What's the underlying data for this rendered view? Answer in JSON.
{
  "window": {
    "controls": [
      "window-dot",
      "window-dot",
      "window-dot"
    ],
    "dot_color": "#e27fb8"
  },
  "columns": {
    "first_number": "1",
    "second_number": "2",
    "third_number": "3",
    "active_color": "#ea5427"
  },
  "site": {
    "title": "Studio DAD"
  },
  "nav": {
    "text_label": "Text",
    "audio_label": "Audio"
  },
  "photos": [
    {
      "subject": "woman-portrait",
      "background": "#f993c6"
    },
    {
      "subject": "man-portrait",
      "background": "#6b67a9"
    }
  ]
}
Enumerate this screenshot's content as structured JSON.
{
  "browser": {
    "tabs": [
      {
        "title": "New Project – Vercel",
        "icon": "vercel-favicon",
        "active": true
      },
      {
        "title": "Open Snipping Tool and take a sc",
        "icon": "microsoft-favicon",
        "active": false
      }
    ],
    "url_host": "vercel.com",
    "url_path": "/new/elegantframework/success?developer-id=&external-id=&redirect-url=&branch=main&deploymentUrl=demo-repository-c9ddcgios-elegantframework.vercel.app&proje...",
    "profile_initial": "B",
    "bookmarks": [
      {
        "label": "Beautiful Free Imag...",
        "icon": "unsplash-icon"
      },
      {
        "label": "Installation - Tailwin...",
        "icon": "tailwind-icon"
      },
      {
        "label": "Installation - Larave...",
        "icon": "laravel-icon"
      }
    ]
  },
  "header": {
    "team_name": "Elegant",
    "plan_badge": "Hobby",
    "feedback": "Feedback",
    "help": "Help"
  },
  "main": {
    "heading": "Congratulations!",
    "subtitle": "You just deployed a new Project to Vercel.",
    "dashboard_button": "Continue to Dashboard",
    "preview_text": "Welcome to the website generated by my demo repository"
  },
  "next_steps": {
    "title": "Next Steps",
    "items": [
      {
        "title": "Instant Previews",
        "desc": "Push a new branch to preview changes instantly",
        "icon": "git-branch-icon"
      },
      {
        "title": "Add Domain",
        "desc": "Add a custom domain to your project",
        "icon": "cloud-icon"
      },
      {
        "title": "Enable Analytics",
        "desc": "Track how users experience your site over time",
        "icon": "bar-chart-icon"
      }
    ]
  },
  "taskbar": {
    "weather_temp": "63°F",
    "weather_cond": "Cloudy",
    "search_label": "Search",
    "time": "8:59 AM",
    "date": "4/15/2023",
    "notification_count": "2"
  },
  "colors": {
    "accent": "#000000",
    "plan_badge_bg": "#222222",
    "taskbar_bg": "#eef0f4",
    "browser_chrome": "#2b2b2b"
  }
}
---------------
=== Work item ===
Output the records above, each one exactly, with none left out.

=== Result below ===
What's the underlying data for this rendered view? Answer in JSON.
{
  "window": {
    "controls": [
      "window-dot",
      "window-dot",
      "window-dot"
    ],
    "dot_color": "#e27fb8"
  },
  "columns": {
    "first_number": "1",
    "second_number": "2",
    "third_number": "3",
    "active_color": "#ea5427"
  },
  "site": {
    "title": "Studio DAD"
  },
  "nav": {
    "text_label": "Text",
    "audio_label": "Audio"
  },
  "photos": [
    {
      "subject": "woman-portrait",
      "background": "#f993c6"
    },
    {
      "subject": "man-portrait",
      "background": "#6b67a9"
    }
  ]
}
Enumerate this screenshot's content as structured JSON.
{
  "browser": {
    "tabs": [
      {
        "title": "New Project – Vercel",
        "icon": "vercel-favicon",
        "active": true
      },
      {
        "title": "Open Snipping Tool and take a sc",
        "icon": "microsoft-favicon",
        "active": false
      }
    ],
    "url_host": "vercel.com",
    "url_path": "/new/elegantframework/success?developer-id=&external-id=&redirect-url=&branch=main&deploymentUrl=demo-repository-c9ddcgios-elegantframework.vercel.app&proje...",
    "profile_initial": "B",
    "bookmarks": [
      {
        "label": "Beautiful Free Imag...",
        "icon": "unsplash-icon"
      },
      {
        "label": "Installation - Tailwin...",
        "icon": "tailwind-icon"
      },
      {
        "label": "Installation - Larave...",
        "icon": "laravel-icon"
      }
    ]
  },
  "header": {
    "team_name": "Elegant",
    "plan_badge": "Hobby",
    "feedback": "Feedback",
    "help": "Help"
  },
  "main": {
    "heading": "Congratulations!",
    "subtitle": "You just deployed a new Project to Vercel.",
    "dashboard_button": "Continue to Dashboard",
    "preview_text": "Welcome to the website generated by my demo repository"
  },
  "next_steps": {
    "title": "Next Steps",
    "items": [
      {
        "title": "Instant Previews",
        "desc": "Push a new branch to preview changes instantly",
        "icon": "git-branch-icon"
      },
      {
        "title": "Add Domain",
        "desc": "Add a custom domain to your project",
        "icon": "cloud-icon"
      },
      {
        "title": "Enable Analytics",
        "desc": "Track how users experience your site over time",
        "icon": "bar-chart-icon"
      }
    ]
  },
  "taskbar": {
    "weather_temp": "63°F",
    "weather_cond": "Cloudy",
    "search_label": "Search",
    "time": "8:59 AM",
    "date": "4/15/2023",
    "notification_count": "2"
  },
  "colors": {
    "accent": "#000000",
    "plan_badge_bg": "#222222",
    "taskbar_bg": "#eef0f4",
    "browser_chrome": "#2b2b2b"
  }
}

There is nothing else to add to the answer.